Feel free to contact me if you have any questions. Anne will be handling registrations.

Now for the fun stuff.

Targeting basics with a raw dog.

What you can do with it…

These are videos on my youtube channel, wilkesgm1. There are about 60 of them there and you can also see videos dealing with behavior modification and a variety of topics.


Socialization: There’s the rub…

This is often what ‘socialization’ leads to.

Think about the root of that word for a second. Social. It means “relating to society or its organization.” Socialization is the process whereby we adapt to society. In modern dog training that means putting dogs together as a prerequisite to acceptable social behavior. This is an example of editing reality to promote an agenda.

The assumption that socialization is automatically beneficial requires evidence that is not currently provided. If a dog has a good dose of genetically transmitted aggression, interaction with other dogs will trigger that behavior. More interaction means a faster ‘ramp up’ to skills associated with fighting. That is because normal, adult canines have to be able and willing to viciously fight at the drop of the a specific trigger. To ‘not fight’ is the anomaly for all canids. They fight BECAUSE they have been socialized, which elevates them to a fully adult repertoire. It’s like a terrier that kills it’s first rat, a Cattle Dog that heels it’s first cow and a pointer that points its for bird. No bird, no point. Birds ’causes’ pointing. More birds, more points.

What this really means is that the person blindly promoting ‘socialization’ is giving a one-dimensional view of dogs. That view ignores developmental processes that occur at puberty and later during full maturation. Dogs that are friendly as juveniles may become seriously dangerous dogs as they mature, regardless of how much they were socialized. Fully adult dogs may be passive around the vast majority of dogs and have an attitude about a single dog.

To see this clearly, consider ‘leg lifting’ as a metaphor. One day the dog is squatting to pee and then, suddenly, it lifts its leg. Socialization has no influence on that. Dogs that have been around other dogs graduate to leg-lifting and dogs that have never been around other dogs lift their legs at about nine months, too. If socialization is a prerequisite for having a well behaved dog, why doesn’t it work on such a passive, genetic trait?

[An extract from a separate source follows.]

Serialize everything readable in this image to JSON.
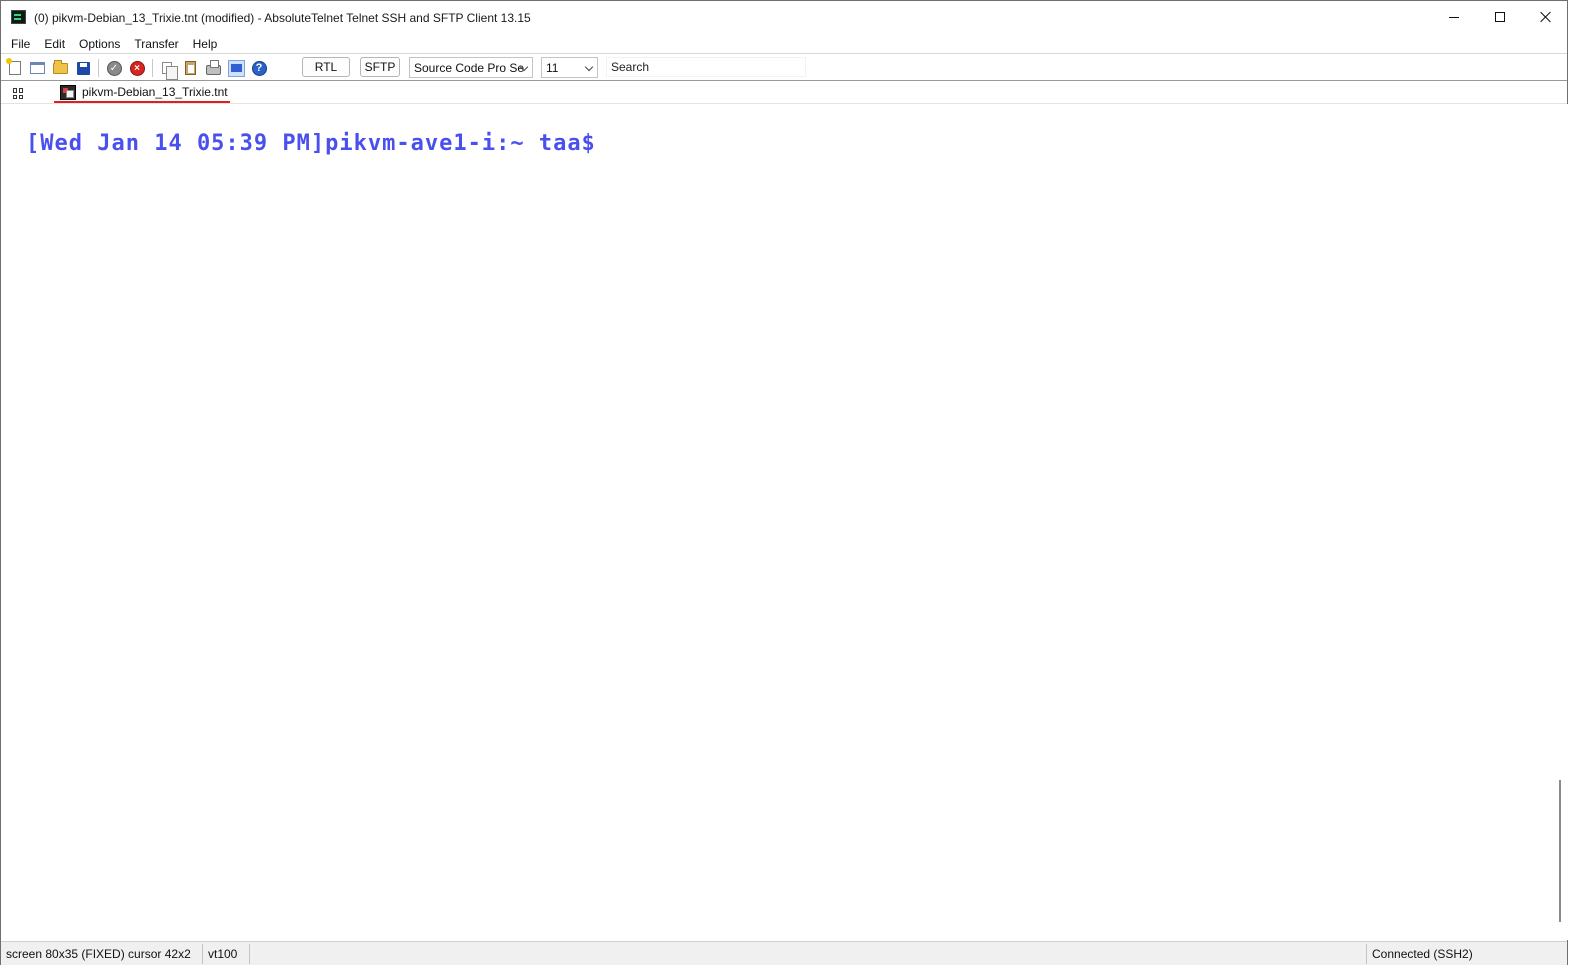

Now we get to a big point. Socialization is promoted either implicitly or explicitly as a preventative fix for aggression. It is promised by people who do not know how to control aggression. I know that because the rule in day-care is that if a fight breaks out, the dog is banned. Think about that. A dog is in day-care for months as it matures and yet, one day, picks a fight. This mirrors the developmental behavior of leg lifting. One day it’s not there, the next day it is.

The only difference between aggression and leg-lifting is that if the dog lifts its leg at daycare, they clean it up. What they do not suggest is ‘more socialization’ to return the dog to a juvenile state of squatting to pee. That is because there is no connection between socialization and arrested development. You can’t turn the clock back. It won’t work with leg lifting and it won’t work with humping or fighting. Any rational person realizes that developmental behaviors are simply a matter of time. Once those behaviors wake up, you can’t put the genie back in the bottle. (Yes, that is a mixed metaphor) Guess what wakes them up? Socialization.

The More Important Component: Do the right things.
Male dogs that I own do not lift their legs, intact or not. They don’t fight, intact or not. They don’t attack other dogs whether they have been broadly socialized or not. I can extend those statements to my clients’ dogs if they ask in advance for those outcomes. This is regardless of socialization. My job is to sculpt a dog’s repertoire and give them a life devoid of problems. Socialization doesn’t do that. Planned, controlled training does that.